(Beginning of Data)

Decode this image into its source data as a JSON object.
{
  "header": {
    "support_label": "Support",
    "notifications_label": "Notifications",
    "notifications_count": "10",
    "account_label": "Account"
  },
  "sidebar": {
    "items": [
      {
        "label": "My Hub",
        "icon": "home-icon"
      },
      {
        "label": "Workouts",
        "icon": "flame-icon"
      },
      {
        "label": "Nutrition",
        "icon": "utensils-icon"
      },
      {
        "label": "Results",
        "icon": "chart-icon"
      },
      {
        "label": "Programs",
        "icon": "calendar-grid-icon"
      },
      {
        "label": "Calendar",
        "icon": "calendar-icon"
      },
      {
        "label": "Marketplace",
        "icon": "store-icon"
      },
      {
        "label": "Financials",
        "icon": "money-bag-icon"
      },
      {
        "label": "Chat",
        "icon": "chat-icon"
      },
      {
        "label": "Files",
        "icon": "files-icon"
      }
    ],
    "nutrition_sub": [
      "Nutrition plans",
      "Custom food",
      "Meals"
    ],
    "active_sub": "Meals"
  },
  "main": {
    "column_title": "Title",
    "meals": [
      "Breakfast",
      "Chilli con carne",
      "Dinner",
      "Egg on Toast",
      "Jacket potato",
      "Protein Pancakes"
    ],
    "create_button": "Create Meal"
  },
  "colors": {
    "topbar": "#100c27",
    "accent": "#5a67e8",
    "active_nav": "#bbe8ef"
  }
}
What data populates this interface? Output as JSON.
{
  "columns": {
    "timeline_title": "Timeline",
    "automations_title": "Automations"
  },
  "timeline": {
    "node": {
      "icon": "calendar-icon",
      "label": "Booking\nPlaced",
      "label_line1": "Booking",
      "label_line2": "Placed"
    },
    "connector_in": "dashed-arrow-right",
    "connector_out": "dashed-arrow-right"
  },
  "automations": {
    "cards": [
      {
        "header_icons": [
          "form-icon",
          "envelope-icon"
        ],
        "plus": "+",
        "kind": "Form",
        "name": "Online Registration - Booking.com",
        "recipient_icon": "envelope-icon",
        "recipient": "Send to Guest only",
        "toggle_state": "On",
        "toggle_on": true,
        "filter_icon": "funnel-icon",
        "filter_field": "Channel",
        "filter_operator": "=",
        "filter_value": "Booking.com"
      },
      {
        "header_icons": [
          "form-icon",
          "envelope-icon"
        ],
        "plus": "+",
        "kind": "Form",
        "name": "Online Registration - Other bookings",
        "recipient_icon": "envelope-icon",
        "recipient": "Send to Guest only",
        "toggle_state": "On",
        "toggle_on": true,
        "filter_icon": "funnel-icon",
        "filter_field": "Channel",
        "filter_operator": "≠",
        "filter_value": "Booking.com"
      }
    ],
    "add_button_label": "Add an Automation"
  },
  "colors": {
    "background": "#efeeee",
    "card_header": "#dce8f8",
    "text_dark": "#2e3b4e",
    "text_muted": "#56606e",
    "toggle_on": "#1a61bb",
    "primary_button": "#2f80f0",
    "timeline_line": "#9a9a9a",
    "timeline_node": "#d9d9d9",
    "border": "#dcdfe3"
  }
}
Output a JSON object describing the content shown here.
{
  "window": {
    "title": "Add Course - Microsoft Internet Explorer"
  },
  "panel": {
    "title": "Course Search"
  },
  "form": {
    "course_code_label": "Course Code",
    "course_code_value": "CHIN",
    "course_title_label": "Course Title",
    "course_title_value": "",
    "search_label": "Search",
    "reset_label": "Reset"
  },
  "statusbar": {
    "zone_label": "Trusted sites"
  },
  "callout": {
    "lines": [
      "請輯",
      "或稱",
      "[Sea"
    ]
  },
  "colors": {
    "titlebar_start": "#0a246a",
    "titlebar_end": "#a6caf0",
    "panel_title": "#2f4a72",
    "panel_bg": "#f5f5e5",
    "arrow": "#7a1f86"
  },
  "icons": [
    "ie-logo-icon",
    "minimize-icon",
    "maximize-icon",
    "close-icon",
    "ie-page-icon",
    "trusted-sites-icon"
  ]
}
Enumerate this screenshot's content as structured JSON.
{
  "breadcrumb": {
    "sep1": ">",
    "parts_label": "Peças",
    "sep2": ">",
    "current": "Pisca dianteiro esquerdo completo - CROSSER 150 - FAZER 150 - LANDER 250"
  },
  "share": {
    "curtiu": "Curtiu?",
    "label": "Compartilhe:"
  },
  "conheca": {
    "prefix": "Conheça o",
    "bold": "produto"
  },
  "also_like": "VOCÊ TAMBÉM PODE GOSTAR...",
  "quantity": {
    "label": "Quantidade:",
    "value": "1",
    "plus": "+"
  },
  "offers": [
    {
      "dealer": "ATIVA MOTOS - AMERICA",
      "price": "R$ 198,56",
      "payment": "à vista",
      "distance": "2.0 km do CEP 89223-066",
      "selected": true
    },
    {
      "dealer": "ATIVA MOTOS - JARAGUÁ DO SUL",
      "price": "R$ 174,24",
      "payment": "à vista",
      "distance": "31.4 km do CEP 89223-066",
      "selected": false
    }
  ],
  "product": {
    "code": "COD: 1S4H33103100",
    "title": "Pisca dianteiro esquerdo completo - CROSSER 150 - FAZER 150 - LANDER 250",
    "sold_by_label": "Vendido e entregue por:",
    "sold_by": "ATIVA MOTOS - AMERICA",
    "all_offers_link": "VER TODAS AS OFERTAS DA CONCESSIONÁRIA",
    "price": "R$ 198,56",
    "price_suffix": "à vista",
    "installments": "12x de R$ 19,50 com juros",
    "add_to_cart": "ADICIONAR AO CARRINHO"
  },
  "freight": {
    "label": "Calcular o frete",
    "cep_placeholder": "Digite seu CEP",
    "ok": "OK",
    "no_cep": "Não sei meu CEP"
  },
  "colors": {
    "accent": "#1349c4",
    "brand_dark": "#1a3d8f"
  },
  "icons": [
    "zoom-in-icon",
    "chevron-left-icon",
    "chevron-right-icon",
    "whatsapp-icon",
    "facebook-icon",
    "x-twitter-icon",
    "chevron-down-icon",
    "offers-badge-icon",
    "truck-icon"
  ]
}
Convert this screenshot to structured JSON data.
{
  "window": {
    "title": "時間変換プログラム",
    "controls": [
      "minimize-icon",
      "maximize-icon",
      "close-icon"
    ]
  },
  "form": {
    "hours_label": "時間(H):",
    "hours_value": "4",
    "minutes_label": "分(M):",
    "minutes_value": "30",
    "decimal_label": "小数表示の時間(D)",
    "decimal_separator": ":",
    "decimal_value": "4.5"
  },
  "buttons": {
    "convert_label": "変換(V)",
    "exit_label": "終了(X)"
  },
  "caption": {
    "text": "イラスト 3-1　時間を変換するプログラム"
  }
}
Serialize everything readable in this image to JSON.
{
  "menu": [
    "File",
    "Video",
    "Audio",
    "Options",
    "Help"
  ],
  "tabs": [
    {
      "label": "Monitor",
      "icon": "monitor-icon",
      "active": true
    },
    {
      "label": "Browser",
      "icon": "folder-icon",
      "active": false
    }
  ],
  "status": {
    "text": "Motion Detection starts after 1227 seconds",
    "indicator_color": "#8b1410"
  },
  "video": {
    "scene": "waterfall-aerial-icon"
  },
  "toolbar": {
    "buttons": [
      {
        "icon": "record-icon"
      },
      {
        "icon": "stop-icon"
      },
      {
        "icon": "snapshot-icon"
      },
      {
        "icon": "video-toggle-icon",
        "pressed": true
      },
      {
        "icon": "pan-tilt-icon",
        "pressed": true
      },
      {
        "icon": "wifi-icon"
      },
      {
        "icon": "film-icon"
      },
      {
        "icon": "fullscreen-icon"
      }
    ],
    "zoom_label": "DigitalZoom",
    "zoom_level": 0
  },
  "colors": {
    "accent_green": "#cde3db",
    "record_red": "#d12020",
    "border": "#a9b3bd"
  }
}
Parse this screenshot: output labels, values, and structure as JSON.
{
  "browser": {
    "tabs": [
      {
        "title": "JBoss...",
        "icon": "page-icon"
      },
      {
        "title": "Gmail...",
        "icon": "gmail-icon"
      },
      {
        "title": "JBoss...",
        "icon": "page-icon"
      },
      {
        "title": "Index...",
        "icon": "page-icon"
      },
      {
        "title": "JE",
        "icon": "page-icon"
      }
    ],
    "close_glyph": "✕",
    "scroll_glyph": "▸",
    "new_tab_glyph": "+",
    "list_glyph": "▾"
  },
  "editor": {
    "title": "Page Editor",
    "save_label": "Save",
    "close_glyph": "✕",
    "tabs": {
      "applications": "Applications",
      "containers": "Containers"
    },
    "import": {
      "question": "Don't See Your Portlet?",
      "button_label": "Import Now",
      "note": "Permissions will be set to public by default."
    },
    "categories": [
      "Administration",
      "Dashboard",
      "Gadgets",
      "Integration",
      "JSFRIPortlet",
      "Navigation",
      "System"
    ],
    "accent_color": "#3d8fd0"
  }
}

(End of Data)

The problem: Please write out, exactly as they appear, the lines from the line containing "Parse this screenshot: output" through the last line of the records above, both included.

Answer section:
Parse this screenshot: output labels, values, and structure as JSON.
{
  "browser": {
    "tabs": [
      {
        "title": "JBoss...",
        "icon": "page-icon"
      },
      {
        "title": "Gmail...",
        "icon": "gmail-icon"
      },
      {
        "title": "JBoss...",
        "icon": "page-icon"
      },
      {
        "title": "Index...",
        "icon": "page-icon"
      },
      {
        "title": "JE",
        "icon": "page-icon"
      }
    ],
    "close_glyph": "✕",
    "scroll_glyph": "▸",
    "new_tab_glyph": "+",
    "list_glyph": "▾"
  },
  "editor": {
    "title": "Page Editor",
    "save_label": "Save",
    "close_glyph": "✕",
    "tabs": {
      "applications": "Applications",
      "containers": "Containers"
    },
    "import": {
      "question": "Don't See Your Portlet?",
      "button_label": "Import Now",
      "note": "Permissions will be set to public by default."
    },
    "categories": [
      "Administration",
      "Dashboard",
      "Gadgets",
      "Integration",
      "JSFRIPortlet",
      "Navigation",
      "System"
    ],
    "accent_color": "#3d8fd0"
  }
}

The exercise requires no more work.